[Recorded information — start]
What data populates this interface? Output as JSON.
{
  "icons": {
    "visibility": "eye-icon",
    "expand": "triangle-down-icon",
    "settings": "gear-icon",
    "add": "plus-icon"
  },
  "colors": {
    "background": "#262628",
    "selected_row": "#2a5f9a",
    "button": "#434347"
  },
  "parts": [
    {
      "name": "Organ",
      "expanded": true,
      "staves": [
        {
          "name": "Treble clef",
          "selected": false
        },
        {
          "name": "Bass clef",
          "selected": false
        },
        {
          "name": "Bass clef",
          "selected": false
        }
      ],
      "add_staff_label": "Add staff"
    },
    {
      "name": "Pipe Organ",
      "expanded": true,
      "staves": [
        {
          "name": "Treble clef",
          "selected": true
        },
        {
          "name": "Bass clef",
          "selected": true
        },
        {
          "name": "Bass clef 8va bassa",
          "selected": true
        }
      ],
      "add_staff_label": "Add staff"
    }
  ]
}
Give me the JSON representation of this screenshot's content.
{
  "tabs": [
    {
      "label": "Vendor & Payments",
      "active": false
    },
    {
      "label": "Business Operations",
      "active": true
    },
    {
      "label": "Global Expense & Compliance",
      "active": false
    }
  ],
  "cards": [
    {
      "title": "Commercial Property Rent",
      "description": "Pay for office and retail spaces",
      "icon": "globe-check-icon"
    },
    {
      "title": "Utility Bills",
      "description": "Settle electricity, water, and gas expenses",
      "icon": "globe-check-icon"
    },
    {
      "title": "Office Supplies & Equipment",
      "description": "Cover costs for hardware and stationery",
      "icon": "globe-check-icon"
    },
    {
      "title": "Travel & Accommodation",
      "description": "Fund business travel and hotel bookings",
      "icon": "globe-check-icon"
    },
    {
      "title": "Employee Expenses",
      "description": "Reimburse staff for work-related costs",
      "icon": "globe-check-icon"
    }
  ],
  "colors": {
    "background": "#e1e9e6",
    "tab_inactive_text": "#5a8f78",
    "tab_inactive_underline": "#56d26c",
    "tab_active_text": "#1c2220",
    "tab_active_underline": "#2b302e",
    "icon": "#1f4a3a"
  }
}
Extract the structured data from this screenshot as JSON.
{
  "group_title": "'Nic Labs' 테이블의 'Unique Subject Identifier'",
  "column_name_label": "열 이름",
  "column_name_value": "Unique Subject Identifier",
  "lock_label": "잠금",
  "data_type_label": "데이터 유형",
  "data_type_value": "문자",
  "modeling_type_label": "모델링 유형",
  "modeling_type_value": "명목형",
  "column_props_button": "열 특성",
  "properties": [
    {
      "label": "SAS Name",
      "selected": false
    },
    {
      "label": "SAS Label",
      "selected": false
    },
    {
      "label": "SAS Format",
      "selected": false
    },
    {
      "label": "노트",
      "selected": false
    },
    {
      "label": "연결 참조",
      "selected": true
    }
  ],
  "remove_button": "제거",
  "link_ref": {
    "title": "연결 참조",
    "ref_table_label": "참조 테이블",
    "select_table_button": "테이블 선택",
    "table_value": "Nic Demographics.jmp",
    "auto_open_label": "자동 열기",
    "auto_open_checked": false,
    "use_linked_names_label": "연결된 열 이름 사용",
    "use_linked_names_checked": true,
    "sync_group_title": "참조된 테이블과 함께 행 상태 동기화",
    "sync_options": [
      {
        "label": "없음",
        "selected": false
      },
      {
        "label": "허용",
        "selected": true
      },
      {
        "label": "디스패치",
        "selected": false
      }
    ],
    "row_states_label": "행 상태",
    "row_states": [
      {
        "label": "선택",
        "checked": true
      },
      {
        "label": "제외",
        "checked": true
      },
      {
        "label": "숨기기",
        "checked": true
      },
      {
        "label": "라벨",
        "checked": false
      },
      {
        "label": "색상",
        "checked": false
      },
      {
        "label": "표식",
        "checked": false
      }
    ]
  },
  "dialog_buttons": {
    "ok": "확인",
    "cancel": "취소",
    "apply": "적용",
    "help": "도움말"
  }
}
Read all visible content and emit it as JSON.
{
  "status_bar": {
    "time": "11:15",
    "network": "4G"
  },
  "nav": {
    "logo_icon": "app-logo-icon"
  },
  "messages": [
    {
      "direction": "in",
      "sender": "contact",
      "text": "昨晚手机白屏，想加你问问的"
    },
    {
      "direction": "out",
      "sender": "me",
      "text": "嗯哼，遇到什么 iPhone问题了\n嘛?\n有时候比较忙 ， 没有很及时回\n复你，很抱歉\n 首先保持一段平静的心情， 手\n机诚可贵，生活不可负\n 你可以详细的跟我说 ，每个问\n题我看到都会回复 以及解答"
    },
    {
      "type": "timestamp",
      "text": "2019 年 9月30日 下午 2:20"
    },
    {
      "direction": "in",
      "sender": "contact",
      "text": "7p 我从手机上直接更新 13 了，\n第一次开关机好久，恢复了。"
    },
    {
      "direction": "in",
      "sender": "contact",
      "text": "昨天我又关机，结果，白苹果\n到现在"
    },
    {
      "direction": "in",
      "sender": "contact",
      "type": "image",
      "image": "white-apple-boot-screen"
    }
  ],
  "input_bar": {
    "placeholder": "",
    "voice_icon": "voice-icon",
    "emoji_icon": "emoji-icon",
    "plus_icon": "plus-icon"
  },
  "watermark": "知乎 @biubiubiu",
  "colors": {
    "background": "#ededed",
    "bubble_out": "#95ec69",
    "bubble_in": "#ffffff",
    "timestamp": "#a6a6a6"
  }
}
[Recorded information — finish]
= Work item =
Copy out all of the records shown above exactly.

= Answer to this problem =
What data populates this interface? Output as JSON.
{
  "icons": {
    "visibility": "eye-icon",
    "expand": "triangle-down-icon",
    "settings": "gear-icon",
    "add": "plus-icon"
  },
  "colors": {
    "background": "#262628",
    "selected_row": "#2a5f9a",
    "button": "#434347"
  },
  "parts": [
    {
      "name": "Organ",
      "expanded": true,
      "staves": [
        {
          "name": "Treble clef",
          "selected": false
        },
        {
          "name": "Bass clef",
          "selected": false
        },
        {
          "name": "Bass clef",
          "selected": false
        }
      ],
      "add_staff_label": "Add staff"
    },
    {
      "name": "Pipe Organ",
      "expanded": true,
      "staves": [
        {
          "name": "Treble clef",
          "selected": true
        },
        {
          "name": "Bass clef",
          "selected": true
        },
        {
          "name": "Bass clef 8va bassa",
          "selected": true
        }
      ],
      "add_staff_label": "Add staff"
    }
  ]
}
Give me the JSON representation of this screenshot's content.
{
  "tabs": [
    {
      "label": "Vendor & Payments",
      "active": false
    },
    {
      "label": "Business Operations",
      "active": true
    },
    {
      "label": "Global Expense & Compliance",
      "active": false
    }
  ],
  "cards": [
    {
      "title": "Commercial Property Rent",
      "description": "Pay for office and retail spaces",
      "icon": "globe-check-icon"
    },
    {
      "title": "Utility Bills",
      "description": "Settle electricity, water, and gas expenses",
      "icon": "globe-check-icon"
    },
    {
      "title": "Office Supplies & Equipment",
      "description": "Cover costs for hardware and stationery",
      "icon": "globe-check-icon"
    },
    {
      "title": "Travel & Accommodation",
      "description": "Fund business travel and hotel bookings",
      "icon": "globe-check-icon"
    },
    {
      "title": "Employee Expenses",
      "description": "Reimburse staff for work-related costs",
      "icon": "globe-check-icon"
    }
  ],
  "colors": {
    "background": "#e1e9e6",
    "tab_inactive_text": "#5a8f78",
    "tab_inactive_underline": "#56d26c",
    "tab_active_text": "#1c2220",
    "tab_active_underline": "#2b302e",
    "icon": "#1f4a3a"
  }
}
Extract the structured data from this screenshot as JSON.
{
  "group_title": "'Nic Labs' 테이블의 'Unique Subject Identifier'",
  "column_name_label": "열 이름",
  "column_name_value": "Unique Subject Identifier",
  "lock_label": "잠금",
  "data_type_label": "데이터 유형",
  "data_type_value": "문자",
  "modeling_type_label": "모델링 유형",
  "modeling_type_value": "명목형",
  "column_props_button": "열 특성",
  "properties": [
    {
      "label": "SAS Name",
      "selected": false
    },
    {
      "label": "SAS Label",
      "selected": false
    },
    {
      "label": "SAS Format",
      "selected": false
    },
    {
      "label": "노트",
      "selected": false
    },
    {
      "label": "연결 참조",
      "selected": true
    }
  ],
  "remove_button": "제거",
  "link_ref": {
    "title": "연결 참조",
    "ref_table_label": "참조 테이블",
    "select_table_button": "테이블 선택",
    "table_value": "Nic Demographics.jmp",
    "auto_open_label": "자동 열기",
    "auto_open_checked": false,
    "use_linked_names_label": "연결된 열 이름 사용",
    "use_linked_names_checked": true,
    "sync_group_title": "참조된 테이블과 함께 행 상태 동기화",
    "sync_options": [
      {
        "label": "없음",
        "selected": false
      },
      {
        "label": "허용",
        "selected": true
      },
      {
        "label": "디스패치",
        "selected": false
      }
    ],
    "row_states_label": "행 상태",
    "row_states": [
      {
        "label": "선택",
        "checked": true
      },
      {
        "label": "제외",
        "checked": true
      },
      {
        "label": "숨기기",
        "checked": true
      },
      {
        "label": "라벨",
        "checked": false
      },
      {
        "label": "색상",
        "checked": false
      },
      {
        "label": "표식",
        "checked": false
      }
    ]
  },
  "dialog_buttons": {
    "ok": "확인",
    "cancel": "취소",
    "apply": "적용",
    "help": "도움말"
  }
}
Read all visible content and emit it as JSON.
{
  "status_bar": {
    "time": "11:15",
    "network": "4G"
  },
  "nav": {
    "logo_icon": "app-logo-icon"
  },
  "messages": [
    {
      "direction": "in",
      "sender": "contact",
      "text": "昨晚手机白屏，想加你问问的"
    },
    {
      "direction": "out",
      "sender": "me",
      "text": "嗯哼，遇到什么 iPhone问题了\n嘛?\n有时候比较忙 ， 没有很及时回\n复你，很抱歉\n 首先保持一段平静的心情， 手\n机诚可贵，生活不可负\n 你可以详细的跟我说 ，每个问\n题我看到都会回复 以及解答"
    },
    {
      "type": "timestamp",
      "text": "2019 年 9月30日 下午 2:20"
    },
    {
      "direction": "in",
      "sender": "contact",
      "text": "7p 我从手机上直接更新 13 了，\n第一次开关机好久，恢复了。"
    },
    {
      "direction": "in",
      "sender": "contact",
      "text": "昨天我又关机，结果，白苹果\n到现在"
    },
    {
      "direction": "in",
      "sender": "contact",
      "type": "image",
      "image": "white-apple-boot-screen"
    }
  ],
  "input_bar": {
    "placeholder": "",
    "voice_icon": "voice-icon",
    "emoji_icon": "emoji-icon",
    "plus_icon": "plus-icon"
  },
  "watermark": "知乎 @biubiubiu",
  "colors": {
    "background": "#ededed",
    "bubble_out": "#95ec69",
    "bubble_in": "#ffffff",
    "timestamp": "#a6a6a6"
  }
}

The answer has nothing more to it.